The major focus of the curriculum is Si Ji Hao (Tibetan Lions Roar!) as this style is very complete in its ability to both create a skilled fighter and in its yogic/tantric aspects. Its basic methods and seeds are extended and can embrace other martial practices without becoming dilluted. Other styles of Kung Fu are also taught in the syllabus to develop a wide skill-set.
The curriculum also includes advanced Taoist inner development techniques, weapons and traditional Chinese medicine (Tui Na, An Mo, Moxibustion etc) to create a complete martial artist. Once the student has some experience of the arts we teach they may find one which suits them (each one is very complete) and choose to specialise in it.
喇嘛法 白鶴法 俠家
Originated in Indian Kalari arts (possibly from Greek and Persian roots) which were then further developed in Tibet into a powerful, complete fighting system. Lions Roar then passed through from Northern China to the South picking up aspects of the native Chinese fighting arts (Kung fu) as it went.
The style made a fearsome reputation for itself in Lei Tai challenge matches through Wong Yan Lam, giving birth to Hop Gar (Hero Fist) and Tibetan White Crane. The style is also known as Lama Pai (Tibetan Monk Family) after the Tibetan monks with whom it was associated. In China the style is still sometimes referred to as Indra's ist in reference to it's Indian origins. Our lineage comes through Chan Tat Fu who was skilled in all branches of the style, hence we each SiJiHao Hap Gar which translates as Lions Roar Families Join together.
The style is unique in its use of waist power, developed through 8 ‘seeds’ which are extended motions to teach the body to develop correct power generation in all directions. These seeds are then refined and combined to generate a powerful range of throws, locks and strikes.
The style is based on the motions of the Crane and Ape as dualistic Totems and made be practiced as a Tantric yoga system.
Other arts are available to advanced students who excel in the major styles we offer. These include: Xingyiquan, Baguazhang, Five Southern Families Kung Fu and Southern Praying Mantis
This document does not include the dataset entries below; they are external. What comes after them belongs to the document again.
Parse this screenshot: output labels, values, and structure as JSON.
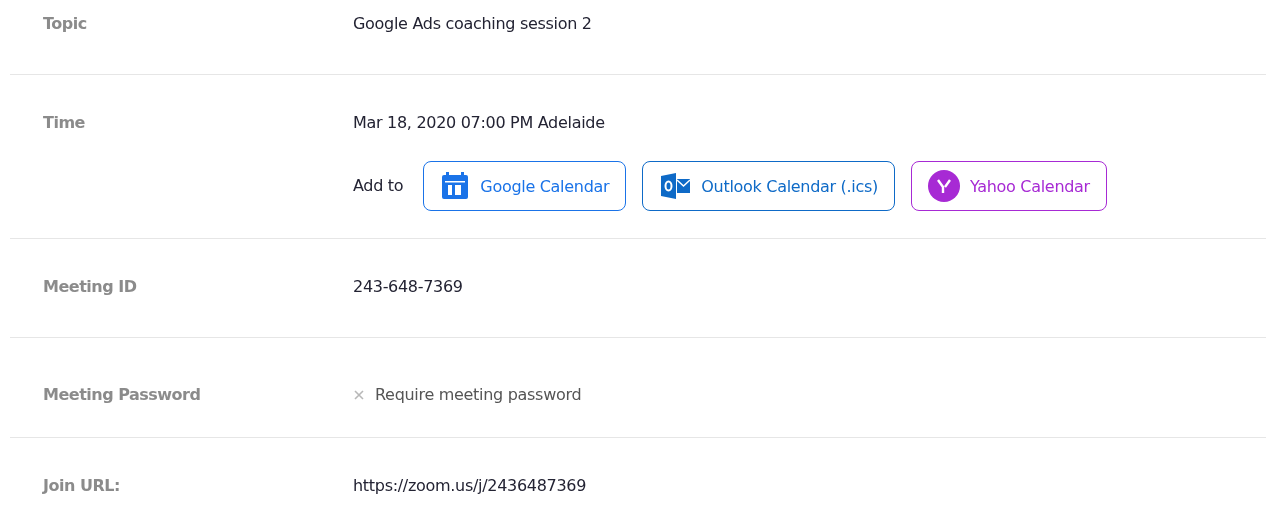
{
  "rows": [
    {
      "kind": "text",
      "label": "Topic",
      "value": "Google Ads coaching session 2"
    },
    {
      "kind": "time",
      "label": "Time",
      "value": "Mar 18, 2020 07:00 PM Adelaide",
      "add_to": "Add to",
      "calendars": [
        {
          "kind": "google",
          "label": "Google Calendar",
          "color": "#1a73e8"
        },
        {
          "kind": "outlook",
          "label": "Outlook Calendar (.ics)",
          "color": "#0e6ac7"
        },
        {
          "kind": "yahoo",
          "label": "Yahoo Calendar",
          "color": "#a72ad4"
        }
      ]
    },
    {
      "kind": "text",
      "label": "Meeting ID",
      "value": "243-648-7369"
    },
    {
      "kind": "option",
      "label": "Meeting Password",
      "value": "Require meeting password",
      "checked": false
    },
    {
      "kind": "text",
      "label": "Join URL:",
      "value": "https://zoom.us/j/2436487369"
    }
  ]
}
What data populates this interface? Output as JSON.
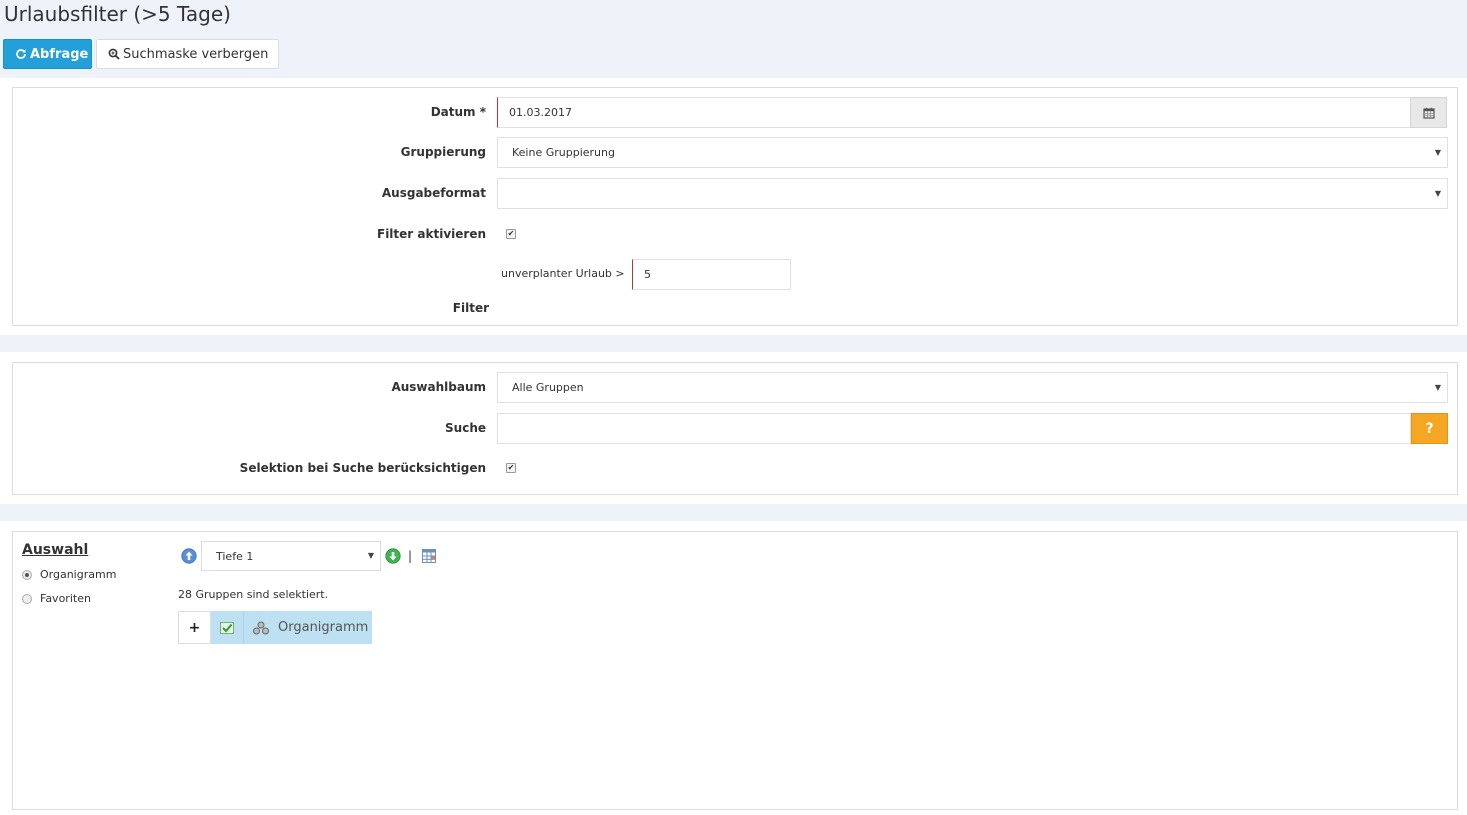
{
  "page": {
    "title": "Urlaubsfilter (>5 Tage)"
  },
  "toolbar": {
    "query_label": "Abfrage",
    "toggle_search_label": "Suchmaske verbergen"
  },
  "form1": {
    "datum_label": "Datum *",
    "datum_value": "01.03.2017",
    "gruppierung_label": "Gruppierung",
    "gruppierung_value": "Keine Gruppierung",
    "ausgabeformat_label": "Ausgabeformat",
    "ausgabeformat_value": "",
    "filter_aktivieren_label": "Filter aktivieren",
    "filter_aktivieren_checked": true,
    "unverplant_label": "unverplanter Urlaub >",
    "unverplant_value": "5",
    "filter_label": "Filter"
  },
  "form2": {
    "auswahlbaum_label": "Auswahlbaum",
    "auswahlbaum_value": "Alle Gruppen",
    "suche_label": "Suche",
    "suche_value": "",
    "help_label": "?",
    "selektion_label": "Selektion bei Suche berücksichtigen",
    "selektion_checked": true
  },
  "auswahl": {
    "title": "Auswahl",
    "options": [
      {
        "label": "Organigramm",
        "selected": true
      },
      {
        "label": "Favoriten",
        "selected": false
      }
    ],
    "depth_value": "Tiefe 1",
    "separator": "|",
    "selected_text": "28 Gruppen sind selektiert.",
    "tree": {
      "expand_label": "+",
      "node_label": "Organigramm"
    }
  },
  "colors": {
    "primary": "#23a0da",
    "help": "#f5a623",
    "tree_highlight": "#bde0f3",
    "required_border": "#bb3333",
    "background": "#eef3f9"
  },
  "icons": {
    "query": "refresh-icon",
    "toggle": "search-icon",
    "datum_addon": "calendar-icon",
    "depth_up": "arrow-up-circle-icon",
    "depth_down": "arrow-down-circle-icon",
    "grid": "grid-icon",
    "tree_check": "green-check-icon",
    "tree_node": "organigram-icon"
  }
}
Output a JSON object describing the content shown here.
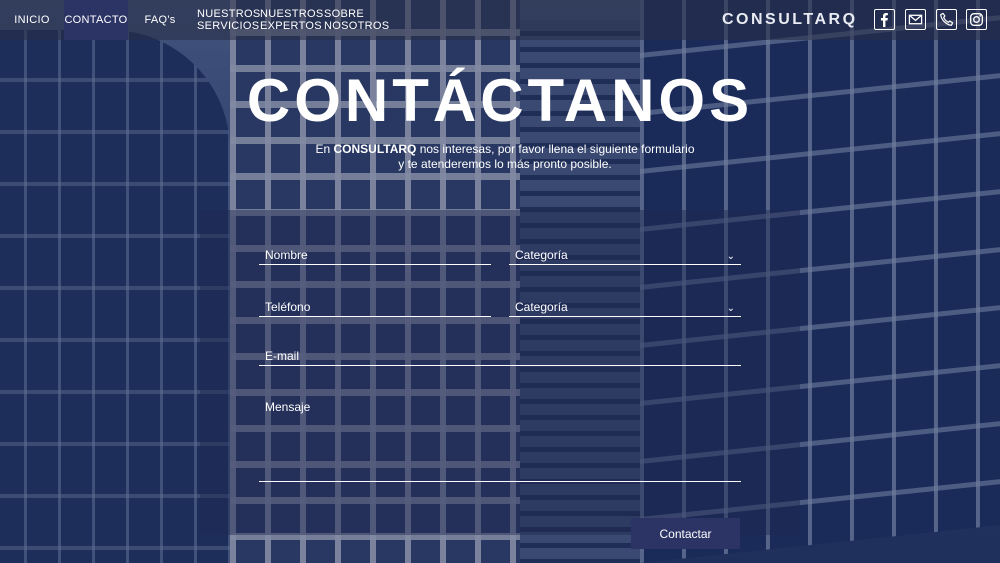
{
  "nav": {
    "items": [
      {
        "label": "INICIO"
      },
      {
        "label": "CONTACTO"
      },
      {
        "label": "FAQ's"
      },
      {
        "line1": "NUESTROS",
        "line2": "SERVICIOS"
      },
      {
        "line1": "NUESTROS",
        "line2": "EXPERTOS"
      },
      {
        "line1": "SOBRE",
        "line2": "NOSOTROS"
      }
    ],
    "active_index": 1,
    "brand": "CONSULTARQ",
    "social_icons": [
      "facebook-icon",
      "mail-icon",
      "phone-icon",
      "instagram-icon"
    ]
  },
  "hero": {
    "title": "CONTÁCTANOS",
    "sub_prefix": "En ",
    "sub_brand": "CONSULTARQ",
    "sub_line1_rest": " nos interesas, por favor llena el siguiente formulario",
    "sub_line2": "y te atenderemos lo más pronto posible."
  },
  "form": {
    "name_placeholder": "Nombre",
    "category1_value": "Categoría",
    "phone_placeholder": "Teléfono",
    "category2_value": "Categoría",
    "email_placeholder": "E-mail",
    "message_placeholder": "Mensaje",
    "submit_label": "Contactar"
  },
  "colors": {
    "accent": "#2c3466",
    "nav_bg": "#282e46",
    "text": "#ffffff"
  }
}
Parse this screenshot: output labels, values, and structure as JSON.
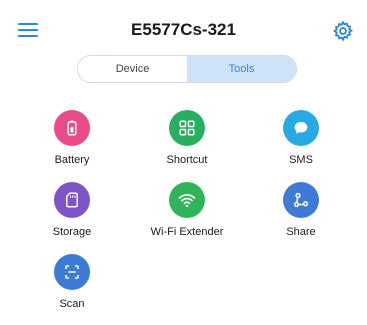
{
  "header": {
    "title": "E5577Cs-321"
  },
  "tabs": [
    {
      "label": "Device",
      "active": false
    },
    {
      "label": "Tools",
      "active": true
    }
  ],
  "tools": [
    {
      "label": "Battery",
      "icon": "battery-icon",
      "color": "#ea4c89"
    },
    {
      "label": "Shortcut",
      "icon": "shortcut-icon",
      "color": "#27ae60"
    },
    {
      "label": "SMS",
      "icon": "sms-icon",
      "color": "#29a9e1"
    },
    {
      "label": "Storage",
      "icon": "sd-card-icon",
      "color": "#7d55c7"
    },
    {
      "label": "Wi-Fi Extender",
      "icon": "wifi-icon",
      "color": "#2fb45a"
    },
    {
      "label": "Share",
      "icon": "share-icon",
      "color": "#3d7bd6"
    },
    {
      "label": "Scan",
      "icon": "scan-icon",
      "color": "#3d7bd6"
    }
  ],
  "colors": {
    "accent": "#2f86d4",
    "segment_active_bg": "#cfe3f6"
  }
}
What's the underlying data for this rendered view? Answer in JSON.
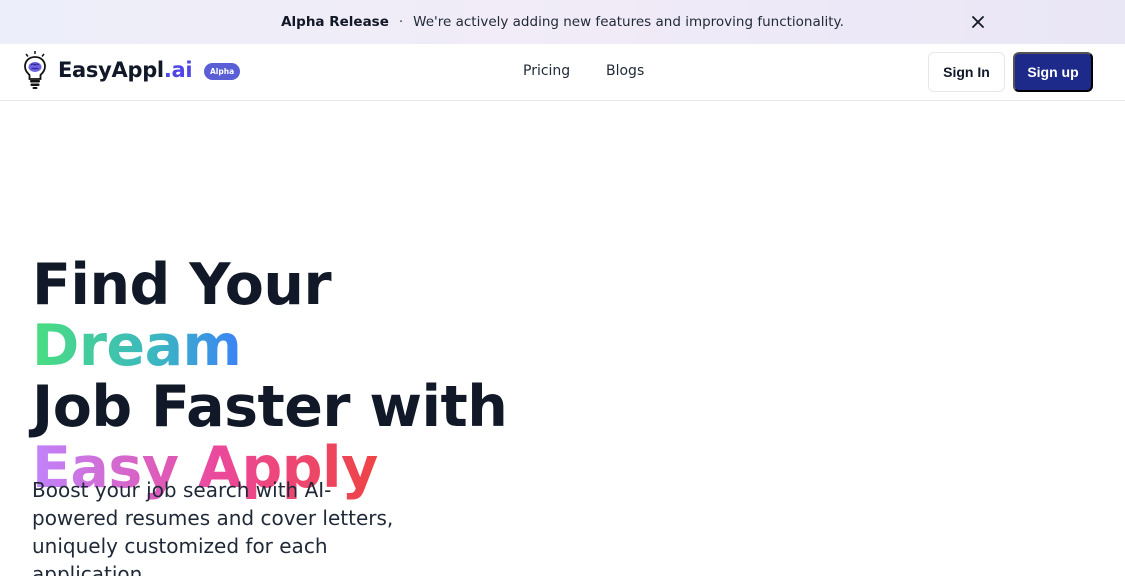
{
  "banner": {
    "title": "Alpha Release",
    "separator": "·",
    "message": "We're actively adding new features and improving functionality."
  },
  "nav": {
    "brand_main": "EasyAppl",
    "brand_suffix": ".ai",
    "badge": "Alpha",
    "links": [
      "Pricing",
      "Blogs"
    ],
    "signin_label": "Sign In",
    "signup_label": "Sign up"
  },
  "hero": {
    "title_part1": "Find Your ",
    "title_highlight1": "Dream",
    "title_part2": "Job Faster with",
    "title_highlight2": "Easy Apply",
    "subtitle": "Boost your job search with AI-powered resumes and cover letters, uniquely customized for each application."
  },
  "colors": {
    "primary_button": "#1e2a8a",
    "brand_accent": "#4f46e5",
    "badge": "#5b5fd6",
    "gradient_green_start": "#4ade80",
    "gradient_green_end": "#3b82f6",
    "gradient_pink_start": "#c084fc",
    "gradient_pink_end": "#ef4444"
  },
  "icons": {
    "logo": "lightbulb-brain-icon",
    "close": "close-icon"
  }
}
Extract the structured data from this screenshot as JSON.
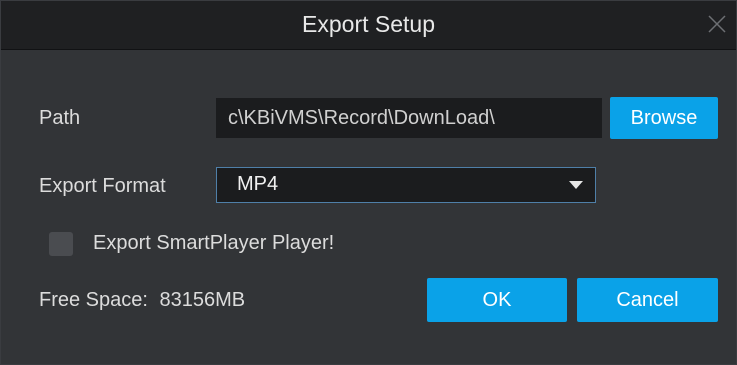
{
  "dialog": {
    "title": "Export Setup",
    "close_icon": "close-icon"
  },
  "path": {
    "label": "Path",
    "value": "c\\KBiVMS\\Record\\DownLoad\\",
    "browse_label": "Browse"
  },
  "format": {
    "label": "Export Format",
    "selected": "MP4",
    "arrow_icon": "dropdown-arrow-icon"
  },
  "smartplayer": {
    "label": "Export SmartPlayer Player!",
    "checked": false
  },
  "free_space": {
    "label": "Free Space:",
    "value": "83156MB"
  },
  "buttons": {
    "ok_label": "OK",
    "cancel_label": "Cancel"
  },
  "colors": {
    "accent": "#0aa2e8",
    "background": "#323437",
    "titlebar": "#1f2022",
    "field": "#1b1c1e"
  }
}
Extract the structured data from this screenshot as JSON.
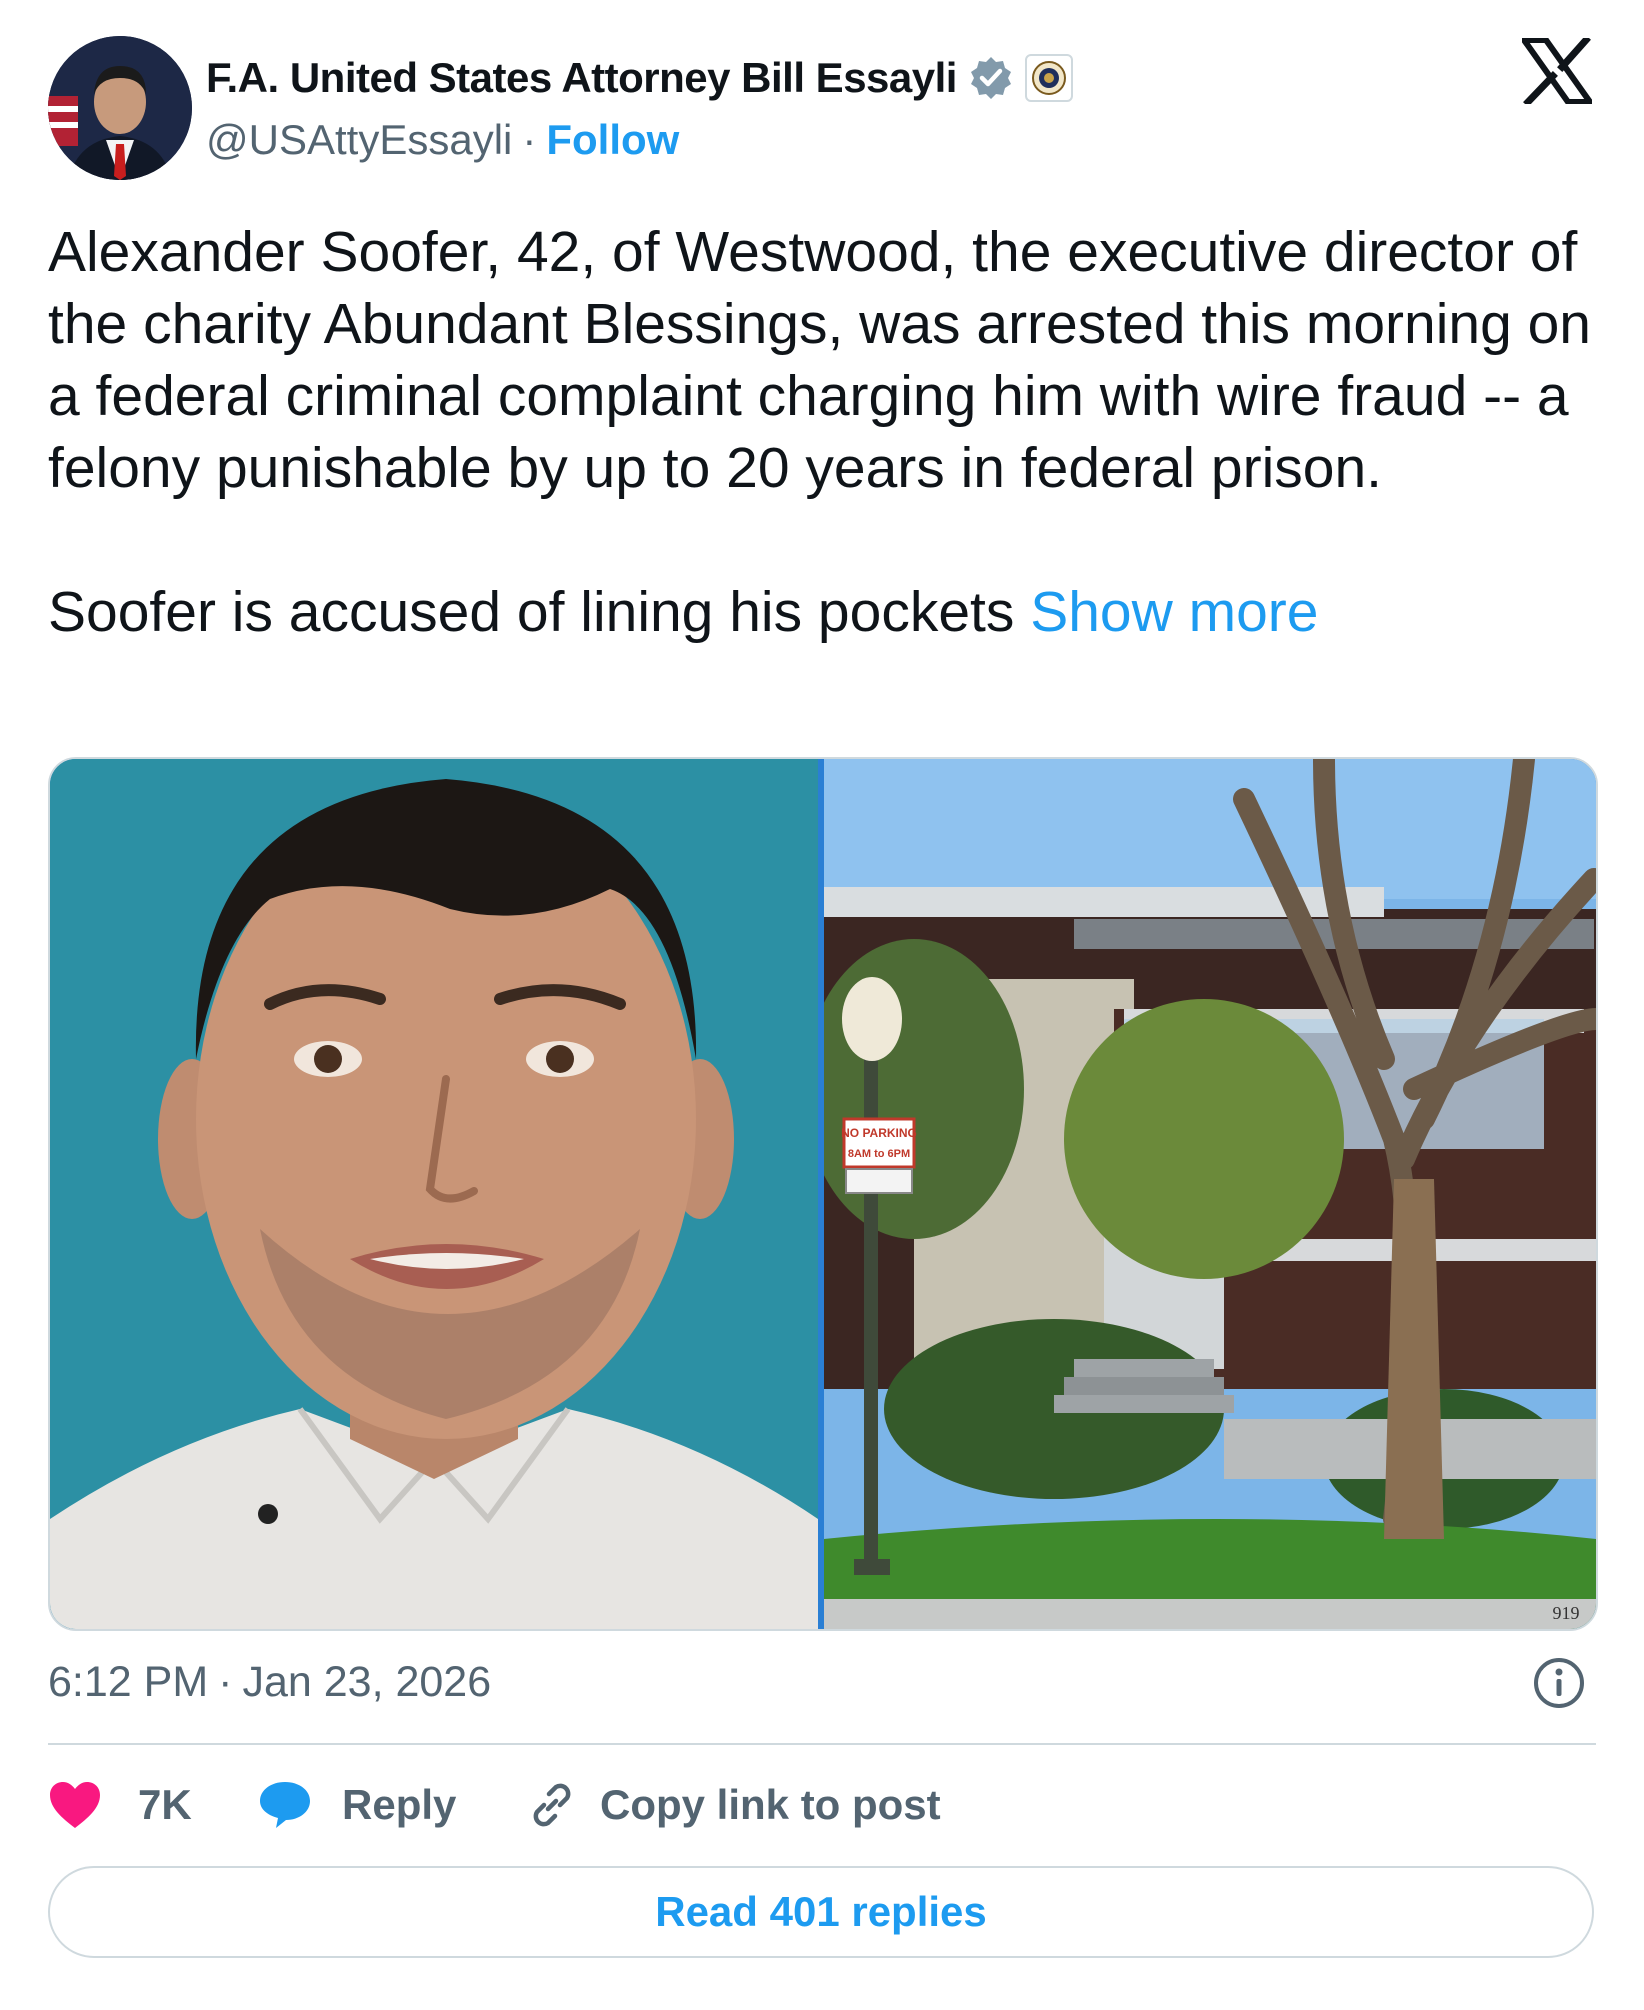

Perhaps the quintesential style of Shaolin Kung Fu. Stemming from the Southern Shaolin temple this style is known for its heavy emphasis on stance work, solid basics and strong bridges.
Hung Gars core forms are long and give a real tour de force of Kung fu tactics. They are ; Taming the Tiger, Tiger and Crane Form, 10 Pattern Form (5 animals 5 elements) and the Iron Wire Form. Hung Gar allows us to develop strong bridges and powerful footwork alongside diverse tactics.
Our Hung Gar comes through Jimmy Chan Wei who integrated Northern Shaolin Monk Fist (Bak Siu Lam Fut Gar) into his curriculum a practice which we continue.